Some recalls are about more dangerous contaminants than others. You either have to read the actual FDA or Health Canada recall notice, or ask your pharmacists or doctor to know. What I've said above applies to just this recall of this drug. The wording the FDA and Health Canada use emphasizes not stopping the metformin and continuing to take it, while checking to see if it is a recalled brand. Links with the full wording below.
You could print out what the FDA or Health Canada says, and take it in to your pharmacist to have him go through it with you.
If you're still worried, call your doctor.
We can only trust our pharmacists that what they say is in the bottle, is in the bottle. It is like that with everything they do. We cannot tell the drug is from a genuine source, that it is not expired, etc. That is why pharmacists have to be licensed.
If you do not trust Walmart's pharmacy, you can change to a different pharmacist, but which ever pharmacist you have, their profession works the same way.
You could ask your doctor to put you on immediate release metformin, which does not have the NDMA problem. The FDA suggests that as one option, if the patient wishes. (Link below.)
I'm on immediate release metformin, so I'm not directly affected. But if I were on extended release metformin, I'd carry on on taking it like Health Canada says. I'd follow the issue (using google) and ask my doctor at my next visit what he thinks.
"... Patients taking recalled ER metformin should continue taking it until a doctor or pharmacist gives them a replacement or a different treatment option.
It could be dangerous for patients with type 2 diabetes to stop taking their metformin without first talking to their health care professional.
FDA recommends that health care professionals continue to prescribe metformin when clinically appropriate; FDA testing has not shown NDMA in immediate release (IR) metformin products (the most commonly prescribed type of metformin). ... "
The Canadian government explains it differently here:
"... What consumers should do
You should not stop taking your metformin drug without first discussing options with your health care provider. The risks from not having adequate diabetes treatment outweigh any possible effects of exposure to the levels of NDMA found in the recalled products.
Stopping metformin medication could lead to uncontrolled diabetes, which can cause serious health problems such as:
High blood sugars. Symptoms of high blood sugars include increased urination, thirst, excessive hunger, fatigue, blurred vision, drowsiness, irritability, unintended weight loss and dizziness.
Very high blood sugars can lead to effects such as vomiting, diarrhea, dehydration, confusion, agitation and coma.

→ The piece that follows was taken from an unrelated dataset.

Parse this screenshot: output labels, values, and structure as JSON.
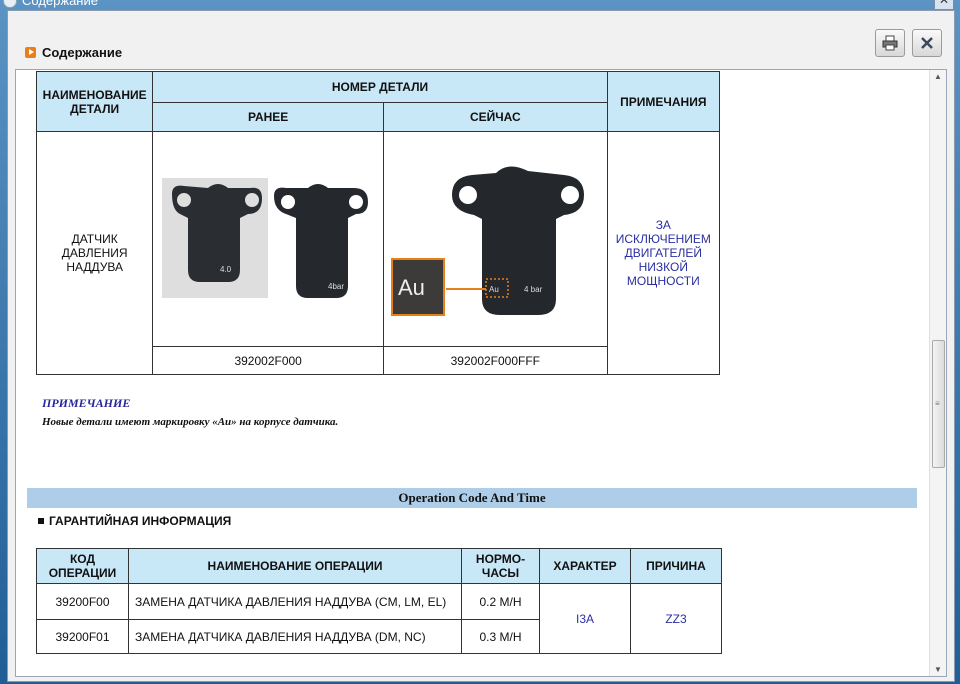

Longer-term health impacts. These include heart disease, nerve problems, kidney damage, blindness and amputations.
Talk to your health care provider to discuss treatment options if you are taking a recalled product or if you have taken a recalled product and are concerned about your health.
Ask your pharmacist if you are unsure whether you are taking a recalled product. ... "